Feds Warn of Disruptive Cyberattacks Against Municipal and Rural Water Systems

In a warning to state governors, the Biden administration has sounded the alarm about the growing threat of cyberattacks targeting the nation’s water systems.

The Environmental Protection Agency (EPA) Administrator Michael Regan and National Security Advisor Jake Sullivan jointly authored a letter emphasizing the potential for these attacks to disrupt the critical supply of clean and safe drinking water, while also imposing significant financial burdens on affected communities.

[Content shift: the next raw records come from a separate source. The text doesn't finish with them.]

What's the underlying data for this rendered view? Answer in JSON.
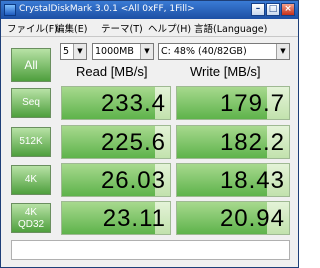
{
  "window": {
    "title": "CrystalDiskMark 3.0.1  <All 0xFF, 1Fill>"
  },
  "menu": [
    "ファイル(F)",
    "編集(E)",
    "テーマ(T)",
    "ヘルプ(H)",
    "言語(Language)"
  ],
  "controls": {
    "all_label": "All",
    "count": "5",
    "size": "1000MB",
    "drive": "C: 48% (40/82GB)"
  },
  "headers": {
    "read": "Read [MB/s]",
    "write": "Write [MB/s]"
  },
  "tests": [
    {
      "label1": "Seq",
      "label2": "",
      "read": "233.4",
      "write": "179.7",
      "read_fill": 0.86,
      "write_fill": 0.8
    },
    {
      "label1": "512K",
      "label2": "",
      "read": "225.6",
      "write": "182.2",
      "read_fill": 0.86,
      "write_fill": 0.8
    },
    {
      "label1": "4K",
      "label2": "",
      "read": "26.03",
      "write": "18.43",
      "read_fill": 0.86,
      "write_fill": 0.8
    },
    {
      "label1": "4K",
      "label2": "QD32",
      "read": "23.11",
      "write": "20.94",
      "read_fill": 0.86,
      "write_fill": 0.8
    }
  ],
  "colors": {
    "accent_green": "#4e9f3d",
    "cell_bg": "#c2e2ad",
    "title_blue": "#1c4fa4"
  },
  "icons": {
    "app": "disk-icon",
    "minimize": "minimize-icon",
    "maximize": "maximize-icon",
    "close": "close-icon",
    "dropdown": "chevron-down-icon"
  }
}
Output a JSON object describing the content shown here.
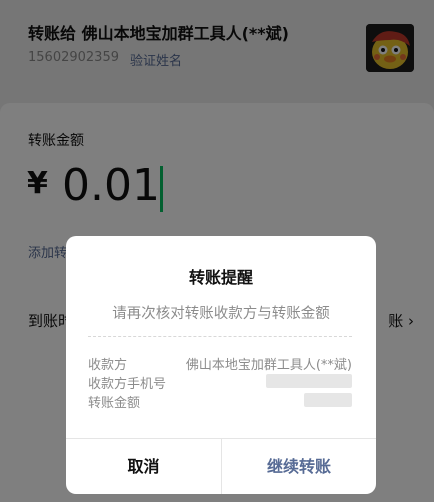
{
  "header": {
    "recipient_title": "转账给 佛山本地宝加群工具人(**斌)",
    "phone": "15602902359",
    "verify_link": "验证姓名"
  },
  "amount_section": {
    "label": "转账金额",
    "currency": "¥",
    "amount": "0.01",
    "add_note": "添加转",
    "arrival_label": "到账时",
    "arrival_value": "账 ›"
  },
  "dialog": {
    "title": "转账提醒",
    "subtitle": "请再次核对转账收款方与转账金额",
    "rows": [
      {
        "key": "收款方",
        "value": "佛山本地宝加群工具人(**斌)"
      },
      {
        "key": "收款方手机号",
        "value": ""
      },
      {
        "key": "转账金额",
        "value": ""
      }
    ],
    "cancel_label": "取消",
    "confirm_label": "继续转账"
  },
  "colors": {
    "link": "#576b95",
    "cursor": "#07c160",
    "overlay": "rgba(0,0,0,0.5)"
  },
  "icons": [
    "avatar-image"
  ]
}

The letter specifically identifies two key threats: hackers affiliated with the Iranian Government Islamic Revolutionary Guard Corps and a state-sponsored group from the People’s Republic of China known as Volt Typhoon.

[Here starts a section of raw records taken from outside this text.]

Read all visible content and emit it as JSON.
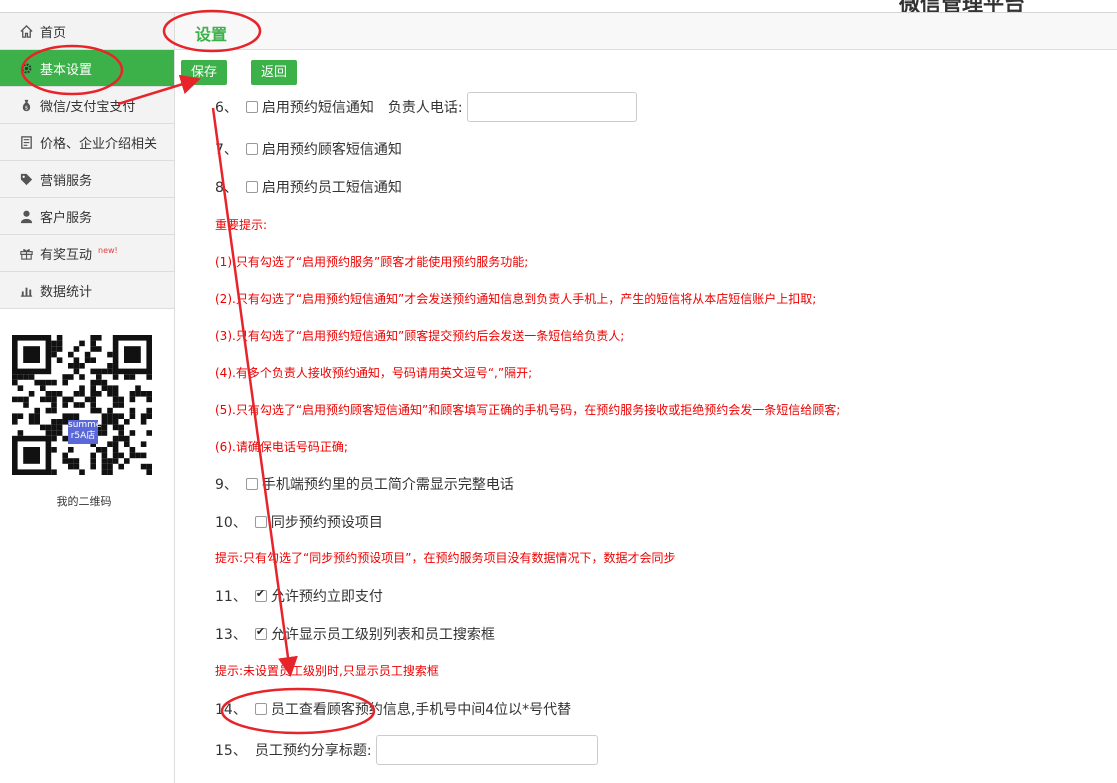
{
  "header": {
    "brand": "微信管理平台"
  },
  "sidebar": {
    "items": [
      {
        "label": "首页",
        "icon": "home-icon"
      },
      {
        "label": "基本设置",
        "icon": "gear-icon"
      },
      {
        "label": "微信/支付宝支付",
        "icon": "money-bag-icon"
      },
      {
        "label": "价格、企业介绍相关",
        "icon": "document-icon"
      },
      {
        "label": "营销服务",
        "icon": "tag-icon"
      },
      {
        "label": "客户服务",
        "icon": "user-icon"
      },
      {
        "label": "有奖互动",
        "icon": "gift-icon",
        "badge": "new!"
      },
      {
        "label": "数据统计",
        "icon": "bar-chart-icon"
      }
    ],
    "qr_caption": "我的二维码",
    "qr_center_label": "summe r5A店"
  },
  "page": {
    "title": "设置",
    "save_label": "保存",
    "back_label": "返回"
  },
  "settings": {
    "item6_num": "6、",
    "item6_label": "启用预约短信通知",
    "item6_phone_label": "负责人电话:",
    "item7_num": "7、",
    "item7_label": "启用预约顾客短信通知",
    "item8_num": "8、",
    "item8_label": "启用预约员工短信通知",
    "item9_num": "9、",
    "item9_label": "手机端预约里的员工简介需显示完整电话",
    "item10_num": "10、",
    "item10_label": "同步预约预设项目",
    "item11_num": "11、",
    "item11_label": "允许预约立即支付",
    "item13_num": "13、",
    "item13_label": "允许显示员工级别列表和员工搜索框",
    "item14_num": "14、",
    "item14_label": "员工查看顾客预约信息,手机号中间4位以*号代替",
    "item15_num": "15、",
    "item15_label": "员工预约分享标题:"
  },
  "notes": {
    "heading": "重要提示:",
    "n1": "(1).只有勾选了“启用预约服务”顾客才能使用预约服务功能;",
    "n2": "(2).只有勾选了“启用预约短信通知”才会发送预约通知信息到负责人手机上，产生的短信将从本店短信账户上扣取;",
    "n3": "(3).只有勾选了“启用预约短信通知”顾客提交预约后会发送一条短信给负责人;",
    "n4": "(4).有多个负责人接收预约通知，号码请用英文逗号“,”隔开;",
    "n5": "(5).只有勾选了“启用预约顾客短信通知”和顾客填写正确的手机号码，在预约服务接收或拒绝预约会发一条短信给顾客;",
    "n6": "(6).请确保电话号码正确;",
    "tip10": "提示:只有勾选了“同步预约预设项目”，在预约服务项目没有数据情况下，数据才会同步",
    "tip13": "提示:未设置员工级别时,只显示员工搜索框"
  },
  "colors": {
    "accent": "#3db149",
    "annotation": "#e8242b",
    "warning": "#e00000"
  }
}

The former has been accused of directly attacking drinking water systems, while the latter has compromised the information technology infrastructure of drinking water and other critical systems.

According to the letter, “Federal departments and agencies assess with high confidence that Volt Typhoon actors are pre-positioning themselves to disrupt critical infrastructure operations in the event of geopolitical tensions and/or military conflicts.” This assessment underscores the severity of the threat and the need for immediate action.

The water system in the United States is particularly vulnerable due to a combination of factors, including weak controls, insufficient funding, and staffing shortages.

As the lead federal agency responsible for ensuring the resilience of the nation’s water sector, the EPA is tasked with addressing these challenges.

The letter also references a recent attack in late November by an Iranian-backed hacking group that targeted Israeli-made digital controls commonly used in the US water and wastewater industries.

As the letter notes, “Drinking water and wastewater systems are an attractive target for cyberattacks because they are a lifeline critical infrastructure sector but often lack the resources and technical capacity to adopt rigorous cybersecurity practices.”

The authors stress that even basic cybersecurity measures, such as resetting default passwords or updating software to address known vulnerabilities, can make a significant difference in preventing disruptive cyberattacks.